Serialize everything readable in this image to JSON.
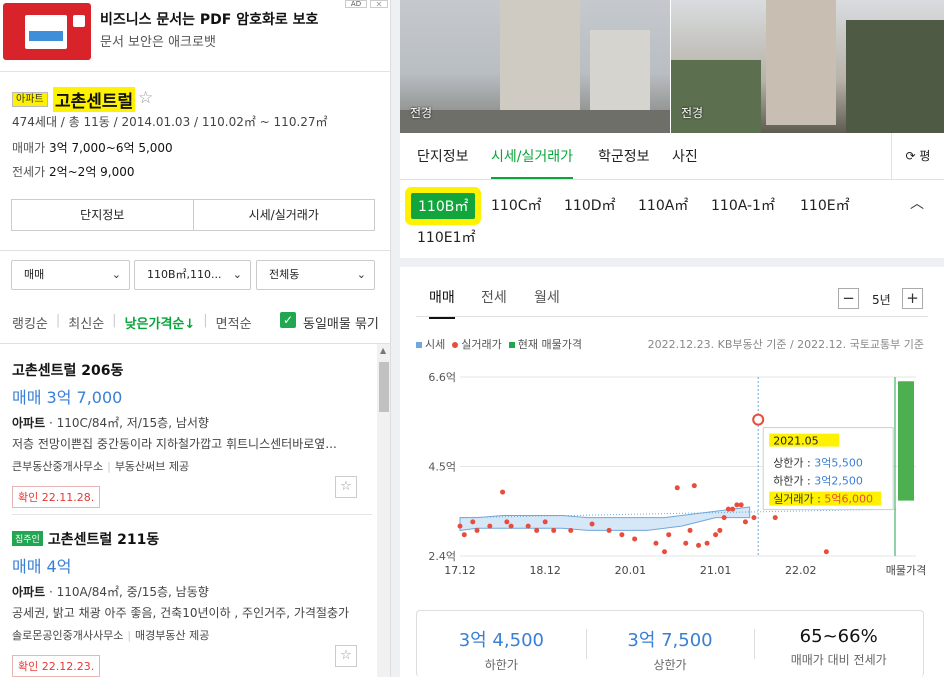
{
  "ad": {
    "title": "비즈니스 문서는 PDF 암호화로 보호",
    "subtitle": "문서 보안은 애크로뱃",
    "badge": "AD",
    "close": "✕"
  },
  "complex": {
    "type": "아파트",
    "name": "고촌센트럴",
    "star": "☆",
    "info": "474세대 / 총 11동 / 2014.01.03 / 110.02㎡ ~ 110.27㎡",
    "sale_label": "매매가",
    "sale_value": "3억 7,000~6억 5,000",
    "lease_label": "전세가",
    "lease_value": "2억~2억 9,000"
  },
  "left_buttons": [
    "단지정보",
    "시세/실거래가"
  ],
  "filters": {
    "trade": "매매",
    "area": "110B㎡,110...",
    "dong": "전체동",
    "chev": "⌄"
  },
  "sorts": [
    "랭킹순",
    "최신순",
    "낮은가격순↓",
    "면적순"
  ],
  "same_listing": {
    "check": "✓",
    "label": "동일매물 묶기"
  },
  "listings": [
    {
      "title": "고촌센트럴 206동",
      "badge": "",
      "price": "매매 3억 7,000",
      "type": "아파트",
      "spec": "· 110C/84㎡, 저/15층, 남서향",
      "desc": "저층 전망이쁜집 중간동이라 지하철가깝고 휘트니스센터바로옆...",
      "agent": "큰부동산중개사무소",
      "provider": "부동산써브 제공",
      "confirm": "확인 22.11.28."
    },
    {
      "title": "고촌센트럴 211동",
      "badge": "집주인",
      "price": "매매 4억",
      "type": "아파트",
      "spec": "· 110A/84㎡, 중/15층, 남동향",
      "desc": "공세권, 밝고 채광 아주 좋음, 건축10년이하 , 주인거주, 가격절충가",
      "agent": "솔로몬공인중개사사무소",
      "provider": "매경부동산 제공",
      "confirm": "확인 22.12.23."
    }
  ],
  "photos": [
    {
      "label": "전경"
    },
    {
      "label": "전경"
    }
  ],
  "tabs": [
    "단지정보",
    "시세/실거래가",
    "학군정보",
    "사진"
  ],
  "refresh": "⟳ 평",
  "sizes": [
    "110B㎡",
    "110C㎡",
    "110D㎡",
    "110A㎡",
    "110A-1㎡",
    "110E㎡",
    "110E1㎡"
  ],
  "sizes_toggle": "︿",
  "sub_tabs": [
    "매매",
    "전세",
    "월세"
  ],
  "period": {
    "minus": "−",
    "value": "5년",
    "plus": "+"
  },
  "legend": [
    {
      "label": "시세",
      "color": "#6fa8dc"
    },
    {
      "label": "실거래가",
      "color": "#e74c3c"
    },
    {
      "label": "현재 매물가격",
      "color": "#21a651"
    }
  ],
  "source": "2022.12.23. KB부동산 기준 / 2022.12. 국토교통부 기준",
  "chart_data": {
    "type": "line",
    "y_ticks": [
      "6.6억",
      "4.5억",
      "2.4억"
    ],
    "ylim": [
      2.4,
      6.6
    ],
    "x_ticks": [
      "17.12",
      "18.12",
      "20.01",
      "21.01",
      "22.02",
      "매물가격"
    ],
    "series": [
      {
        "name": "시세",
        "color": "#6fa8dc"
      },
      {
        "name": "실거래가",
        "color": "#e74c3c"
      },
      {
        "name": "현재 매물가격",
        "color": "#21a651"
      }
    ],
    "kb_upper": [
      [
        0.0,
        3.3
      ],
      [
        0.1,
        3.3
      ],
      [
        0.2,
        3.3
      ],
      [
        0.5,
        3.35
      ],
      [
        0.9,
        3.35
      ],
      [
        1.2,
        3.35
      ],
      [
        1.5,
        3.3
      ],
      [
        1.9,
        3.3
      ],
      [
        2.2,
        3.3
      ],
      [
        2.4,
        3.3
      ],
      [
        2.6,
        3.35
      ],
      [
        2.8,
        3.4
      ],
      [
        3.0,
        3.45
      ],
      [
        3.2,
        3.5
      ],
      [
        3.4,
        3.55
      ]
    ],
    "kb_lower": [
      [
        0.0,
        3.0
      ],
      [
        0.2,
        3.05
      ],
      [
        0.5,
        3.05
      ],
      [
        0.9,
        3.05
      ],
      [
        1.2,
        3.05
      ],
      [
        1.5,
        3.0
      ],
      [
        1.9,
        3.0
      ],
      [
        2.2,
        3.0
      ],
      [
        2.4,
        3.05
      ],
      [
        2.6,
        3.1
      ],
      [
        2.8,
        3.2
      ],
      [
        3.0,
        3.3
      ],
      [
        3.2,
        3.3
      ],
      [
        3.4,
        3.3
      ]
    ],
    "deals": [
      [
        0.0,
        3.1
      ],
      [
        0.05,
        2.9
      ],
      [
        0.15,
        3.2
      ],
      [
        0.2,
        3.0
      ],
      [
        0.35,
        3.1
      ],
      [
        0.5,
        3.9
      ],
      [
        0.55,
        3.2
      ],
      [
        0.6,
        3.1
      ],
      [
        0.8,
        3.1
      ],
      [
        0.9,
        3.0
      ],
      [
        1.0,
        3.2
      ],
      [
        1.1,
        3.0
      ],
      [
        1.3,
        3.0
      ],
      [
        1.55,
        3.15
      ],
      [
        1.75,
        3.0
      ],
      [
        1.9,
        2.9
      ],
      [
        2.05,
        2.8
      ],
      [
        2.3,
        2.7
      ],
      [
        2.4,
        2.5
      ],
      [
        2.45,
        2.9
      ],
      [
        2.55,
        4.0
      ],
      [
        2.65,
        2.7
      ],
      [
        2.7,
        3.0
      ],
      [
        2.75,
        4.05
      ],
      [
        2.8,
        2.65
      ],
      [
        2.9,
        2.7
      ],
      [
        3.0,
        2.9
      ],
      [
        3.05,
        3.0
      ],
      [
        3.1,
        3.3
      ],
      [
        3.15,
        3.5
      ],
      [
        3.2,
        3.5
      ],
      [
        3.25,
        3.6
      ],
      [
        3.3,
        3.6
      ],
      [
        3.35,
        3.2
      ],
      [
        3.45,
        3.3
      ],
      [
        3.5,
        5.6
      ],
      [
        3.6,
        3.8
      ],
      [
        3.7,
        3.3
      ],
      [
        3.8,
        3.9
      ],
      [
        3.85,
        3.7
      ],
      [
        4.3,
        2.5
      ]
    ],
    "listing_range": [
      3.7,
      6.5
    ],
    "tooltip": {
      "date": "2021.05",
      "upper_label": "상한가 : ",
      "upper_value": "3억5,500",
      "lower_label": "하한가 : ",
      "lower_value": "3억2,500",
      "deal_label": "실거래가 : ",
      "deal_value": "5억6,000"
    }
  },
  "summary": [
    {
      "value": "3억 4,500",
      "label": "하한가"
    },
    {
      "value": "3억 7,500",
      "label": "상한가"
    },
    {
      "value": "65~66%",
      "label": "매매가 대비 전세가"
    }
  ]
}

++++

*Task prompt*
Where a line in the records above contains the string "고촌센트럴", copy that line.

*Completed task*
    "name": "고촌센트럴",
      "title": "고촌센트럴 206동",
      "title": "고촌센트럴 211동",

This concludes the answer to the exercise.